• WHAT YOU WILL DO:
Among the entries below, how many lines contain the string "title"? Reply with that number alone.

[Entries from a dataset of interfaces]
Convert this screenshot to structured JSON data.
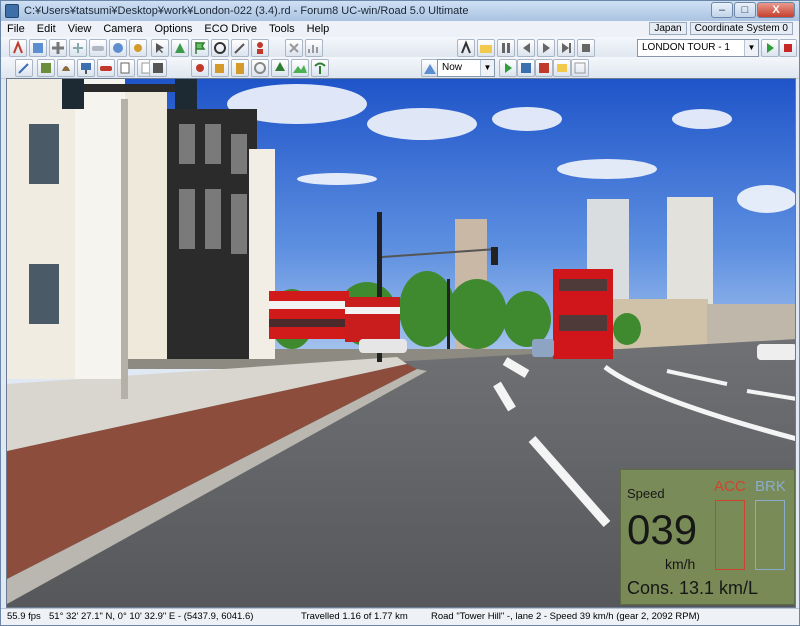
{
  "window": {
    "title": "C:¥Users¥tatsumi¥Desktop¥work¥London-022 (3.4).rd - Forum8 UC-win/Road 5.0 Ultimate",
    "minimize": "–",
    "maximize": "□",
    "close": "X"
  },
  "menu": [
    "File",
    "Edit",
    "View",
    "Camera",
    "Options",
    "ECO Drive",
    "Tools",
    "Help"
  ],
  "top_right": {
    "region": "Japan",
    "coord_system": "Coordinate System 0"
  },
  "toolbar": {
    "time_select": "Now",
    "scenario_select": "LONDON TOUR - 1"
  },
  "hud": {
    "speed_label": "Speed",
    "speed_value": "039",
    "speed_unit": "km/h",
    "acc_label": "ACC",
    "brk_label": "BRK",
    "consumption": "Cons. 13.1 km/L",
    "colors": {
      "acc": "#d8422a",
      "brk": "#8fb3d6",
      "panel": "#7c8f57"
    }
  },
  "status": {
    "fps": "55.9 fps",
    "coords": "51° 32' 27.1\" N, 0° 10' 32.9\" E  -  (5437.9, 6041.6)",
    "travelled": "Travelled 1.16 of 1.77 km",
    "road": "Road \"Tower Hill\" -, lane 2 - Speed 39 km/h (gear 2, 2092 RPM)"
  }
}
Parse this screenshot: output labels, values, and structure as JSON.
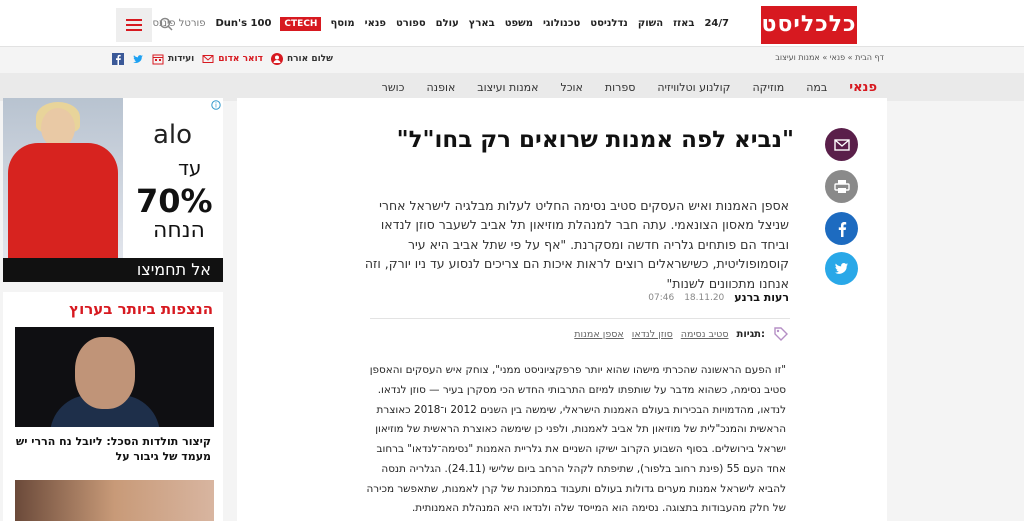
{
  "header": {
    "logo": "כלכליסט",
    "nav": [
      "24/7",
      "באזז",
      "השוק",
      "נדלניסט",
      "טכנולוגי",
      "משפט",
      "בארץ",
      "עולם",
      "ספורט",
      "פנאי",
      "מוסף"
    ],
    "ctech": "CTECH",
    "duns": "Dun's 100",
    "portal": "פורטל פיננסי"
  },
  "subbar": {
    "breadcrumb": "דף הבית » פנאי » אמנות ועיצוב",
    "greeting": "שלום אורח",
    "mail": "דואר אדום",
    "events": "ועידות"
  },
  "section": {
    "main": "פנאי",
    "items": [
      "במה",
      "מוזיקה",
      "קולנוע וטלוויזיה",
      "ספרות",
      "אוכל",
      "אמנות ועיצוב",
      "אופנה",
      "כושר"
    ]
  },
  "ad": {
    "brand": "alo",
    "line1": "עד",
    "line2": "70%",
    "line3": "הנחה",
    "cta": "אל תחמיצו"
  },
  "trending": {
    "title": "הנצפות ביותר בערוץ",
    "caption": "קיצור תולדות הסכל: ליובל נח הררי יש מעמד של גיבור על"
  },
  "article": {
    "title": "\"נביא לפה אמנות שרואים רק בחו\"ל\"",
    "lead": "אספן האמנות ואיש העסקים סטיב נסימה החליט לעלות מבלגיה לישראל אחרי שניצל מאסון הצונאמי. עתה חבר למנהלת מוזיאון תל אביב לשעבר סוזן לנדאו וביחד הם פותחים גלריה חדשה ומסקרנת. \"אף על פי שתל אביב היא עיר קוסמופוליטית, כשישראלים רוצים לראות איכות הם צריכים לנסוע עד ניו יורק, וזה אנחנו מתכוונים לשנות\"",
    "author": "רעות ברנע",
    "date": "18.11.20",
    "time": "07:46",
    "tags_label": "תגיות:",
    "tags": [
      "סטיב נסימה",
      "סוזן לנדאו",
      "אספן אמנות"
    ],
    "body": "\"זו הפעם הראשונה שהכרתי מישהו שהוא יותר פרפקציוניסט ממני\", צוחק איש העסקים והאספן סטיב נסימה, כשהוא מדבר על שותפתו למיזם התרבותי החדש הכי מסקרן בעיר — סוזן לנדאו. לנדאו, מהדמויות הבכירות בעולם האמנות הישראלי, שימשה בין השנים 2012 ו־2018 כאוצרת הראשית והמנכ\"לית של מוזיאון תל אביב לאמנות, ולפני כן שימשה כאוצרת הראשית של מוזיאון ישראל בירושלים. בסוף השבוע הקרוב ישיקו השניים את גלריית האמנות \"נסימה־לנדאו\" ברחוב אחד העם 55 (פינת רחוב בלפור), שתיפתח לקהל הרחב ביום שלישי (24.11). הגלריה תנסה להביא לישראל אמנות מערים גדולות בעולם ותעבוד במתכונת של קרן לאמנות, שתאפשר מכירה של חלק מהעבודות בתצוגה. נסימה הוא המייסד שלה ולנדאו היא המנהלת האמנותית."
  }
}
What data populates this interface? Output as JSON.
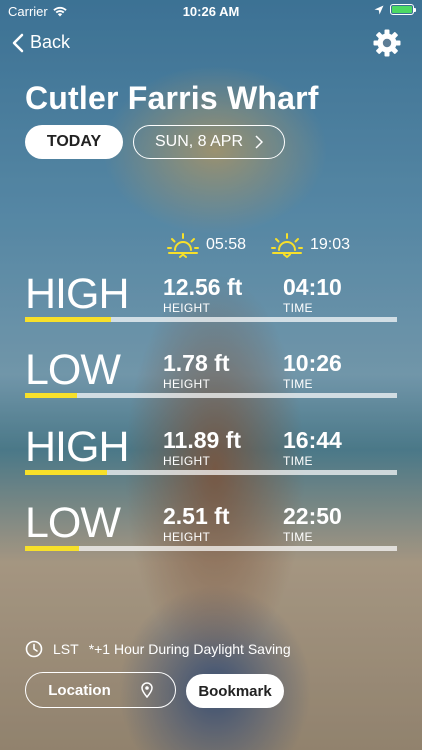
{
  "status_bar": {
    "carrier": "Carrier",
    "time": "10:26 AM"
  },
  "nav": {
    "back_label": "Back"
  },
  "title": "Cutler Farris Wharf",
  "date_tabs": {
    "today_label": "TODAY",
    "date_label": "SUN, 8 APR"
  },
  "sun": {
    "sunrise": "05:58",
    "sunset": "19:03"
  },
  "tides": [
    {
      "state": "HIGH",
      "height": "12.56 ft",
      "height_label": "HEIGHT",
      "time": "04:10",
      "time_label": "TIME",
      "level": 0.23
    },
    {
      "state": "LOW",
      "height": "1.78 ft",
      "height_label": "HEIGHT",
      "time": "10:26",
      "time_label": "TIME",
      "level": 0.14
    },
    {
      "state": "HIGH",
      "height": "11.89 ft",
      "height_label": "HEIGHT",
      "time": "16:44",
      "time_label": "TIME",
      "level": 0.22
    },
    {
      "state": "LOW",
      "height": "2.51 ft",
      "height_label": "HEIGHT",
      "time": "22:50",
      "time_label": "TIME",
      "level": 0.145
    }
  ],
  "timezone_note": {
    "zone": "LST",
    "text": "*+1 Hour During Daylight Saving"
  },
  "buttons": {
    "location_label": "Location",
    "bookmark_label": "Bookmark"
  },
  "colors": {
    "accent_yellow": "#f7e02a",
    "battery_green": "#4cd964"
  }
}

• WRITTEN SOLUTION:
4